President Trump has changed the Republican Party and what it stands for. But after losing the House of Representatives to the Democrats in the Nov. 6 midterm elections, Republicans need to ask themselves: Is the way President Trump governs sustainable? Or, will it will lead to further election losses in 2020 – including for Trump himself?
After Mitt Romney was defeated by President Obama in the 2012 presidential election, the Republican National Committee asked me and several other Republicans to study what went wrong. One of our recommendations was for the party to become more inclusive in an increasingly diverse nation.
President Trump has expanded the party by gaining support from many formerly Democratic blue-collar voters without college degrees. But along the way, he lost many previously Republican college-educated voters – particularly women, who voted 59 percent to 40 percent for the Democrats the midterm elections.
Historically, the impact presidents have on political parties is short-term. For example, are the Democrats the party of Presidents Bill Clinton or Barack Obama right now? Are Republicans the party of President George W. Bush?
Demographic changes, however, are long-term. And the demographics of America are trending away from Republicans, as we predicted in the post-Romney report. That’s because America is becoming more diverse – meaning less white.
In the 2006 midterm elections, 79 percent of voters were white. In last month’s midterms, the share of white voters dropped to 72 percent. They favored Republicans by 4 points.
The shrinking white voter trend is also true in presidential election years. When George W. Bush was elected president in 2000, 81 percent of voters were white. In contrast, when Trump was elected president in 2016, only 71 percent of voters were white – a 10-point drop.
In 2000, white voters preferred Bush to then-Vice President Al Gore by 13 points. Trump won white voters by 20 points.
By 2020, America will be even less white. That means that unless the GOP does better with black and Hispanic voters, the only way the party of Lincoln can win would be to gain an even larger share of a smaller white voting bloc.
Can Trump do it again? Maybe. But even if he can, where does that leave the rest of the GOP? And what will the Republican Party do – and stand for – in either two or six years, when Trump is out office?
If President Trump’s re-election campaign is based on running only to appeal to his base, the GOP will be taking a giant risk. Trump’s base is loyal – but narrow.
If the GOP is proud of its policies, it should seek support for them from all people, regardless of race or gender. Good ideas attract voters, but Republicans have struggled to gain the support of minorities and women for too long.
Both Trump and Romney won white voters by 20 points. Trump lost black and Hispanic voters in 2016 by a smaller margin than Romney did four years earlier, when Romney ran against America’s first black president.
But contrary to conventional wisdom, Trump’s margin of victory was supplied by Hispanic and African-American voters.
In 2012, Romney lost the Hispanic vote by 44 points.
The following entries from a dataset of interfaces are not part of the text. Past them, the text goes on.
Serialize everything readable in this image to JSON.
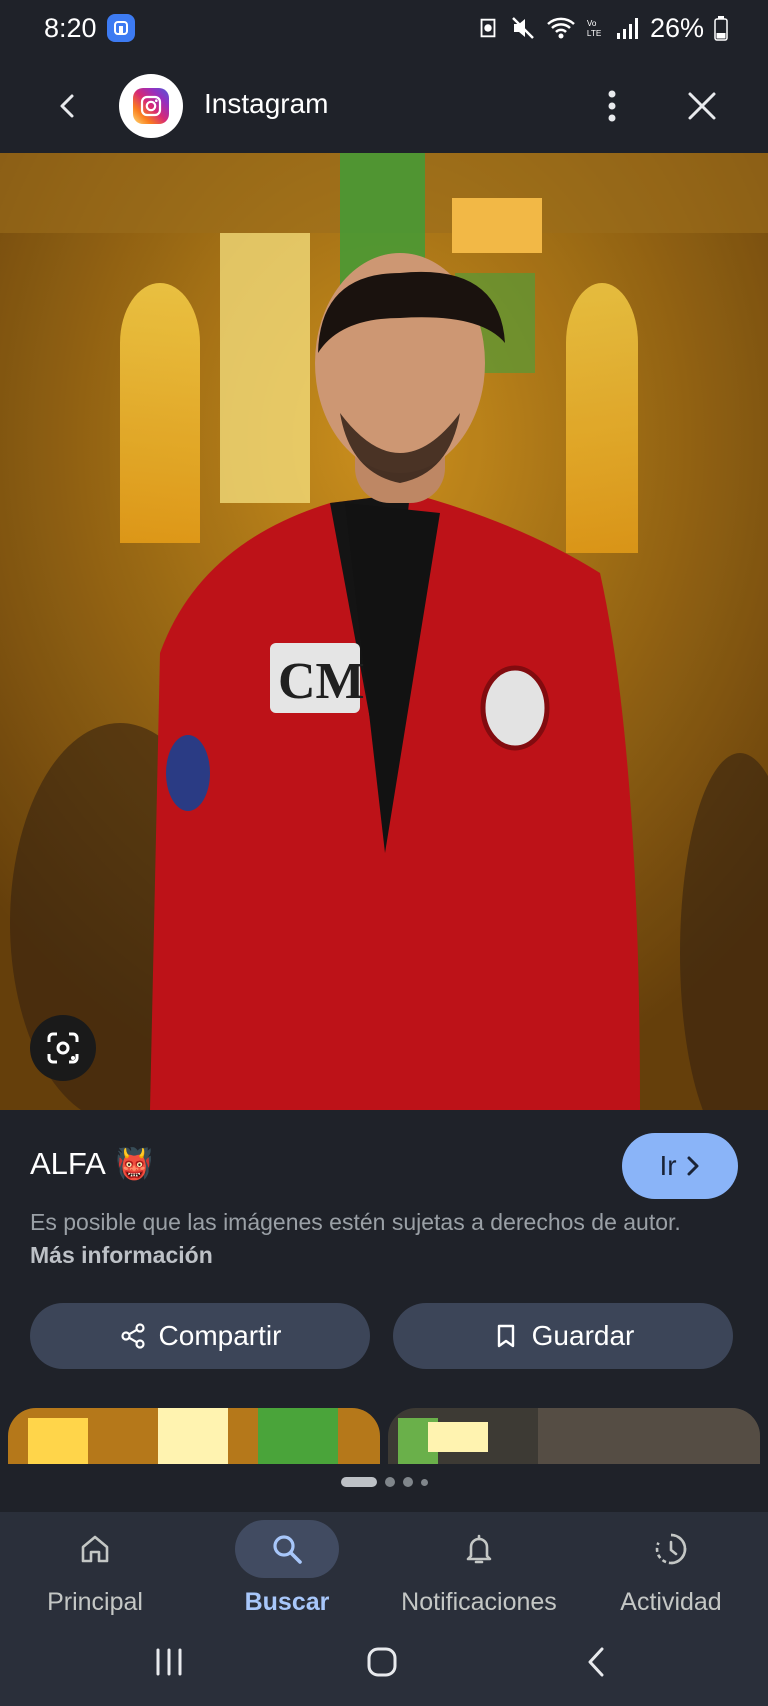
{
  "status_bar": {
    "time": "8:20",
    "battery": "26%",
    "icons": [
      "app-badge-icon",
      "data-saver-icon",
      "mute-icon",
      "wifi-icon",
      "volte-icon",
      "signal-icon",
      "battery-icon"
    ]
  },
  "header": {
    "title": "Instagram",
    "icons": [
      "back-arrow-icon",
      "instagram-logo-icon",
      "more-vert-icon",
      "close-icon"
    ]
  },
  "image_viewer": {
    "lens_icon": "google-lens-icon"
  },
  "result": {
    "title": "ALFA",
    "emoji": "👹",
    "go_label": "Ir",
    "notice_text": "Es posible que las imágenes estén sujetas a derechos de autor.",
    "more_info_link": "Más información"
  },
  "actions": {
    "share_label": "Compartir",
    "save_label": "Guardar"
  },
  "bottom_nav": {
    "items": [
      {
        "label": "Principal",
        "icon": "home-icon"
      },
      {
        "label": "Buscar",
        "icon": "search-icon",
        "active": true
      },
      {
        "label": "Notificaciones",
        "icon": "bell-icon"
      },
      {
        "label": "Actividad",
        "icon": "activity-icon"
      }
    ]
  },
  "colors": {
    "background": "#1f2229",
    "accent": "#8ab4f8",
    "pill": "#3c4558",
    "nav_background": "#2a2f3a"
  }
}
Trump lost Hispanics by smaller margin of 38 points.
Romney lost the African-American vote by 87 points. Trump lost the black vote by 81 points in 2016 – a smaller margin, but still a huge gap.
If President Trump’s re-election campaign is based on running only to appeal to his base, the GOP will be taking a giant risk. Trump’s base is loyal – but narrow. In a presidential year, the winner is typically the candidate who can keep his base and pick up just enough voters in the middle to go over the top.
The president and Republicans need to expand their appeal. They must remember there are millions of voters who don’t consider themselves Trump loyalists, but who would be inclined to vote for the president’s re-election – and for other GOP candidates – if the message Republicans communicate appeals to them.
With the strong economy and the low unemployment rates among African-Americans and Hispanics that our country enjoys today, President Trump can expand his appeal if he makes that a priority. But if people think the president doesn’t really care about them, they won’t be inclined to vote for him – even if their personal economic circumstances are improved.
If the president’s message is truculent and it comes across as not caring about those who don’t attend his rallies or are already strong supporters, it will be hard to expand the base.
President Trump needs to be more inclusive.
As president-elect, Trump told Leslie Stahl of “60 Minutes” that he was “saddened” by instances in which some of his supporters engaged in racial slurs against African-Americans, Hispanics and gays. He looked directly into the camera and said “stop it,” as he promised to bring the country together.
President-elect Trump’s message was the right one. President Trump needs to return to it.
The GOP needs to pass criminal justice reform and immigration reform. Educational choice and opportunity must remain priorities. When racist incidents take place, the president should speak out against them. His tone is important. He sets an example and it should be a welcoming, inclusive one.
This year’s midterms should be a lesson for the president. The economy is booming, yet he did not get credit. His job approval in polls is in the low 40s – a low mark in a high-performing economy.
But the president is stuck in the low 40s because that’s about the size of his base. To win, he needs more than just the base.
Hillary Clinton won almost 3 million more popular votes than Trump, who captured only about 46 percent of the popular vote. The only reason Trump is president today is because he won in the Electoral College.
The best way for President Trump to improve his job approval – and therefore the likelihood of his re-election – is to speak and act as president of all Americans, not just his base.